• **Exercise goal**
Could you repeat the listing below exactly while leaving its pictures behind?

==========

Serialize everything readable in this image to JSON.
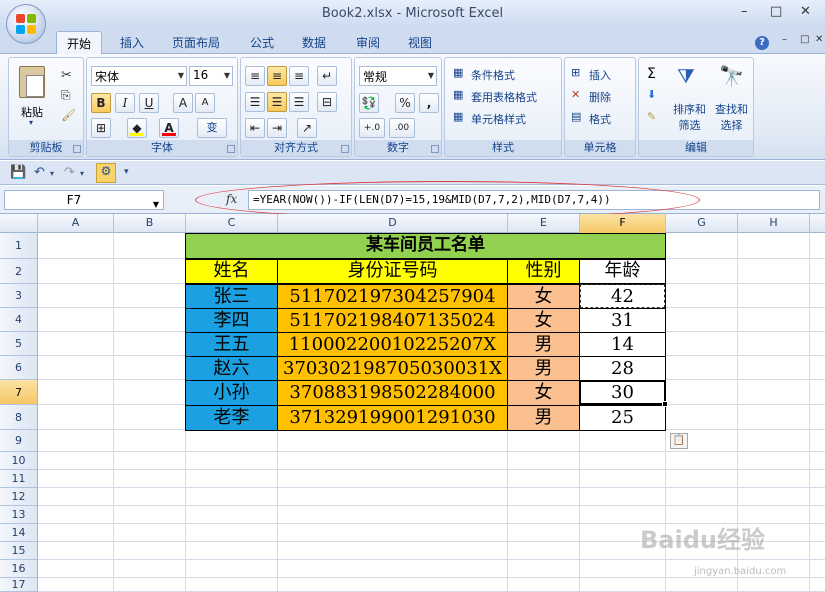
{
  "window": {
    "title": "Book2.xlsx - Microsoft Excel",
    "minimize": "–",
    "restore": "□",
    "close": "✕",
    "help": "?"
  },
  "tabs": [
    "开始",
    "插入",
    "页面布局",
    "公式",
    "数据",
    "审阅",
    "视图"
  ],
  "active_tab": "开始",
  "ribbon": {
    "clipboard": {
      "label": "剪贴板",
      "paste": "粘贴"
    },
    "font": {
      "label": "字体",
      "name": "宋体",
      "size": "16",
      "bold": "B",
      "italic": "I",
      "underline": "U",
      "grow": "A",
      "shrink": "A",
      "fill_color": "#ffff00",
      "font_color": "#ff0000",
      "phonetic": "变"
    },
    "alignment": {
      "label": "对齐方式"
    },
    "number": {
      "label": "数字",
      "format": "常规",
      "percent": "%",
      "comma": ",",
      "inc_decimal": "+.0",
      "dec_decimal": ".00"
    },
    "styles": {
      "label": "样式",
      "conditional": "条件格式",
      "table": "套用表格格式",
      "cell_styles": "单元格样式"
    },
    "cells": {
      "label": "单元格",
      "insert": "插入",
      "delete": "删除",
      "format": "格式"
    },
    "editing": {
      "label": "编辑",
      "sum": "Σ",
      "sort_filter": "排序和\n筛选",
      "find_select": "查找和\n选择"
    }
  },
  "formula_bar": {
    "name_box": "F7",
    "fx": "fx",
    "formula": "=YEAR(NOW())-IF(LEN(D7)=15,19&MID(D7,7,2),MID(D7,7,4))"
  },
  "columns": [
    "A",
    "B",
    "C",
    "D",
    "E",
    "F",
    "G",
    "H"
  ],
  "selected_column": "F",
  "rows": [
    "1",
    "2",
    "3",
    "4",
    "5",
    "6",
    "7",
    "8",
    "9",
    "10",
    "11",
    "12",
    "13",
    "14",
    "15",
    "16",
    "17"
  ],
  "selected_row": "7",
  "sheet": {
    "title": "某车间员工名单",
    "headers": [
      "姓名",
      "身份证号码",
      "性别",
      "年龄"
    ],
    "records": [
      {
        "name": "张三",
        "id": "511702197304257904",
        "sex": "女",
        "age": "42"
      },
      {
        "name": "李四",
        "id": "511702198407135024",
        "sex": "女",
        "age": "31"
      },
      {
        "name": "王五",
        "id": "11000220010225207X",
        "sex": "男",
        "age": "14"
      },
      {
        "name": "赵六",
        "id": "370302198705030031X",
        "sex": "男",
        "age": "28"
      },
      {
        "name": "小孙",
        "id": "370883198502284000",
        "sex": "女",
        "age": "30"
      },
      {
        "name": "老李",
        "id": "371329199001291030",
        "sex": "男",
        "age": "25"
      }
    ]
  },
  "watermark": {
    "brand": "Baidu经验",
    "url": "jingyan.baidu.com"
  }
}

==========

• **Task response**
Serialize everything readable in this image to JSON.
{
  "window": {
    "title": "Book2.xlsx - Microsoft Excel",
    "minimize": "–",
    "restore": "□",
    "close": "✕",
    "help": "?"
  },
  "tabs": [
    "开始",
    "插入",
    "页面布局",
    "公式",
    "数据",
    "审阅",
    "视图"
  ],
  "active_tab": "开始",
  "ribbon": {
    "clipboard": {
      "label": "剪贴板",
      "paste": "粘贴"
    },
    "font": {
      "label": "字体",
      "name": "宋体",
      "size": "16",
      "bold": "B",
      "italic": "I",
      "underline": "U",
      "grow": "A",
      "shrink": "A",
      "fill_color": "#ffff00",
      "font_color": "#ff0000",
      "phonetic": "变"
    },
    "alignment": {
      "label": "对齐方式"
    },
    "number": {
      "label": "数字",
      "format": "常规",
      "percent": "%",
      "comma": ",",
      "inc_decimal": "+.0",
      "dec_decimal": ".00"
    },
    "styles": {
      "label": "样式",
      "conditional": "条件格式",
      "table": "套用表格格式",
      "cell_styles": "单元格样式"
    },
    "cells": {
      "label": "单元格",
      "insert": "插入",
      "delete": "删除",
      "format": "格式"
    },
    "editing": {
      "label": "编辑",
      "sum": "Σ",
      "sort_filter": "排序和\n筛选",
      "find_select": "查找和\n选择"
    }
  },
  "formula_bar": {
    "name_box": "F7",
    "fx": "fx",
    "formula": "=YEAR(NOW())-IF(LEN(D7)=15,19&MID(D7,7,2),MID(D7,7,4))"
  },
  "columns": [
    "A",
    "B",
    "C",
    "D",
    "E",
    "F",
    "G",
    "H"
  ],
  "selected_column": "F",
  "rows": [
    "1",
    "2",
    "3",
    "4",
    "5",
    "6",
    "7",
    "8",
    "9",
    "10",
    "11",
    "12",
    "13",
    "14",
    "15",
    "16",
    "17"
  ],
  "selected_row": "7",
  "sheet": {
    "title": "某车间员工名单",
    "headers": [
      "姓名",
      "身份证号码",
      "性别",
      "年龄"
    ],
    "records": [
      {
        "name": "张三",
        "id": "511702197304257904",
        "sex": "女",
        "age": "42"
      },
      {
        "name": "李四",
        "id": "511702198407135024",
        "sex": "女",
        "age": "31"
      },
      {
        "name": "王五",
        "id": "11000220010225207X",
        "sex": "男",
        "age": "14"
      },
      {
        "name": "赵六",
        "id": "370302198705030031X",
        "sex": "男",
        "age": "28"
      },
      {
        "name": "小孙",
        "id": "370883198502284000",
        "sex": "女",
        "age": "30"
      },
      {
        "name": "老李",
        "id": "371329199001291030",
        "sex": "男",
        "age": "25"
      }
    ]
  },
  "watermark": {
    "brand": "Baidu经验",
    "url": "jingyan.baidu.com"
  }
}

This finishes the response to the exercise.